When most moms come back to their place of employment from maternity leave, they get a small respite from the demands of -parenting.
Not so for Kathy Edwards. She went from caring full-time for son Lukas to caring part time for Lukas and part time for a baby gorilla.
Last year, Edwards, the senior gorilla keeper at the San Francisco Zoo, got pregnant about a month before western lowland gorilla Monifa did. A gorilla’s gestation period is about 8½ months, so Edwards and Monifa, both first-time mothers, went through most of pregnancy together. Edwards had baby Lukas on Oct. 19, and about six weeks later, Monifa had baby Hasani.
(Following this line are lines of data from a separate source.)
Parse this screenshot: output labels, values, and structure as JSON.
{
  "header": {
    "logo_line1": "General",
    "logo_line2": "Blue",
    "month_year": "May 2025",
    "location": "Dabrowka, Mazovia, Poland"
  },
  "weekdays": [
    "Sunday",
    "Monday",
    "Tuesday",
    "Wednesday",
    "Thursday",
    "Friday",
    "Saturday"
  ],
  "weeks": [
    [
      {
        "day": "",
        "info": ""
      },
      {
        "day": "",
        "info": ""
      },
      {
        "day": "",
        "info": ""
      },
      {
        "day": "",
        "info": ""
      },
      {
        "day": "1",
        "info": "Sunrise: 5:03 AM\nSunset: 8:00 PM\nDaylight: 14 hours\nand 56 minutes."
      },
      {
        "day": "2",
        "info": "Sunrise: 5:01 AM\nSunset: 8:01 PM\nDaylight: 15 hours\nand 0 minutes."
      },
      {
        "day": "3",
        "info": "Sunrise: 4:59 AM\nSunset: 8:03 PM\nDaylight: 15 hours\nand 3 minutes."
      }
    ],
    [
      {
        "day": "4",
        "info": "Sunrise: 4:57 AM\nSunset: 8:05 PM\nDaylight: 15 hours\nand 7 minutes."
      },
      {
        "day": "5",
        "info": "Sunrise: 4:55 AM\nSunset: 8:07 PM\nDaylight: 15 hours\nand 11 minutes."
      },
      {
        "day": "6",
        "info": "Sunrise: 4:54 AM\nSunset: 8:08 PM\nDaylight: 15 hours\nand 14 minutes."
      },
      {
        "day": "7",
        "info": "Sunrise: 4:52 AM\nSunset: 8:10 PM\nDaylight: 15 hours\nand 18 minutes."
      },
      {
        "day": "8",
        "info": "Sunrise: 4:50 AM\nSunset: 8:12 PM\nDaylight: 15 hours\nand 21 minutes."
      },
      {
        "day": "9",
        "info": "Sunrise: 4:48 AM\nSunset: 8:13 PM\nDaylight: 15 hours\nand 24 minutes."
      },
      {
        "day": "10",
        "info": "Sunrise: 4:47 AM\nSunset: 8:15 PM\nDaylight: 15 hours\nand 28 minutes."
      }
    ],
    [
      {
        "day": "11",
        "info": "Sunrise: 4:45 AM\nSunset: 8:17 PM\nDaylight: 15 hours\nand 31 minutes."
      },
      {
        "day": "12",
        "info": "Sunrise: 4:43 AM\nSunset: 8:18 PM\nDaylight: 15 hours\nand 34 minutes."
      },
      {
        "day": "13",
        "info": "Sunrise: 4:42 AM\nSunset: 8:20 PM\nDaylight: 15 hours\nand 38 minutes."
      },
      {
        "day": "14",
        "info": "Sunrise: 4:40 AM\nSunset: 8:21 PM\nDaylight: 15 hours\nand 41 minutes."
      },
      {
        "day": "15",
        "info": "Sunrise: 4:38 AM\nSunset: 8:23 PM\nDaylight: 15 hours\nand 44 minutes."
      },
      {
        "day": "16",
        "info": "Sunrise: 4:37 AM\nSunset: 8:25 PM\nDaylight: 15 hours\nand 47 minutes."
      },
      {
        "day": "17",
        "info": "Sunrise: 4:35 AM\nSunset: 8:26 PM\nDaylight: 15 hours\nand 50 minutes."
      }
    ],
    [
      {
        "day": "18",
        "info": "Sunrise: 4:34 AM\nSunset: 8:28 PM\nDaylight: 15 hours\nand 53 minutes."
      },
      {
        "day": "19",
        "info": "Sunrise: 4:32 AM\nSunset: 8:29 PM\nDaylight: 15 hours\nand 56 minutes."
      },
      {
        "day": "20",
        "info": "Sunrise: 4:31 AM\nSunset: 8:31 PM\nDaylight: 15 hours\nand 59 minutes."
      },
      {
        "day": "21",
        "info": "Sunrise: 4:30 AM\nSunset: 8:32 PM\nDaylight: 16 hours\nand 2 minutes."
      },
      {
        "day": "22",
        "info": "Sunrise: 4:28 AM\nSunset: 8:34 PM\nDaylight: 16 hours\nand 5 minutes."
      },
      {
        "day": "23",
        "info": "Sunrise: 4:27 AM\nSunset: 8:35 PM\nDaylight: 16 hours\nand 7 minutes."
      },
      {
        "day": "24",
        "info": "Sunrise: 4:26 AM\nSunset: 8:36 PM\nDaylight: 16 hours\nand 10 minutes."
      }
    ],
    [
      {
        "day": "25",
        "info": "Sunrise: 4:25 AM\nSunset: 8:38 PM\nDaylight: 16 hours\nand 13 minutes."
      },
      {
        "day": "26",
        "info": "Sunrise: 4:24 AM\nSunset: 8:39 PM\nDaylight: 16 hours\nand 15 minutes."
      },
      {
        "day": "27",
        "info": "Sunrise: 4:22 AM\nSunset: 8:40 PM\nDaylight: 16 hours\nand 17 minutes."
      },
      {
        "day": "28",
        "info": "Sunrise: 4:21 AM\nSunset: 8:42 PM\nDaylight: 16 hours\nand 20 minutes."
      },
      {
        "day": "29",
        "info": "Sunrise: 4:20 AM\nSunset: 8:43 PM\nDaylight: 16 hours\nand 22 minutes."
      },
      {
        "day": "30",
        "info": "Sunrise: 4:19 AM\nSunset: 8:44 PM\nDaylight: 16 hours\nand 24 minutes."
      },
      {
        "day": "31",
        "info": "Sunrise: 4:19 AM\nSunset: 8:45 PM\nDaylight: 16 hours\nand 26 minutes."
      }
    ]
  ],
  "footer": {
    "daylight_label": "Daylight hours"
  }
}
As most zoo news followers know, Monifa did not take to motherhood. After a difficult birth, Monifa cleaned up Hasani and then washed her hands of caring for him. She has remained interested in him, and will watch him and sit next to him, but she would not nurse or care for him. Zookeepers took up the task of caring for the baby gorilla for about five months, until they introduced him to surrogate mom Bawang, who immediately took over mothering.
On Tuesday, Edwards will join others at the zoo to celebrate Hasani’s first birthday. She said it has been fascinating to watch Hasani’s development alongside her own baby.
“It’s been amazing. There are a lot of similarities, and then there’s some differences,” she said. “They’ve been growing in weight at the same rate, but Hasani had his first tooth at 3 months. Lukas didn’t get a tooth until
5 months. And Hasani was starting to walk at 3 months old, and my son started walking at 11 months.”
Their emotional and mental developments have more or less paced each other as well. As infants, Hasani and Lukas wanted to be held most of the time.
“Hasani is now starting to act like a big boy and run around and move away from mom, but then he’ll get scared and run back to mom,” Edwards said. “I see my son do that, too — he’ll run toward the playground and then turn around, like, ‘Oh, no! Where’s mom?’”
Asked whether the zoo has plans to bring another baby gorilla into the world any time soon, she said that would be up to the species survival plan, which plays matchmaker to animals in captivity based on their DNA to ensure genetic
“Not at this time, no,” she said.
Asked whether she has any plans to bring any more human babies into her world, Edwards just laughed.
“Nope, not at this time,” she said.
All about Hasani
The newest gorilla at the San Francisco Zoo is set to celebrate his first birthday Tuesday.
- Name: Hasani (means “Handsome” in Swahili)
- Born: Dec. 8, 2008
- Parents: Father is Oscar Jonesy, the adult silverback of the gorilla house. Mother is Monifa, who is a first-time mother.
- Surrogate mom: Buwang showed a lot of interest in Hasani from the start, and when he was about 5 months old, she became his surrogate mom.
- Species: Western lowland gorilla, a critically endangered species.
- Weight when born: 6 pounds
- Current weight: 20 pounds
- Weight when full-grown: 350 to 500 pounds
- Birthday celebration: Zoo members are invited to celebrate Hasani’s birthday at 9:30 a.m. Tuesday. Hasani will get a big “ice cake” — a block of carved ice.
Source: San Francisco Zoo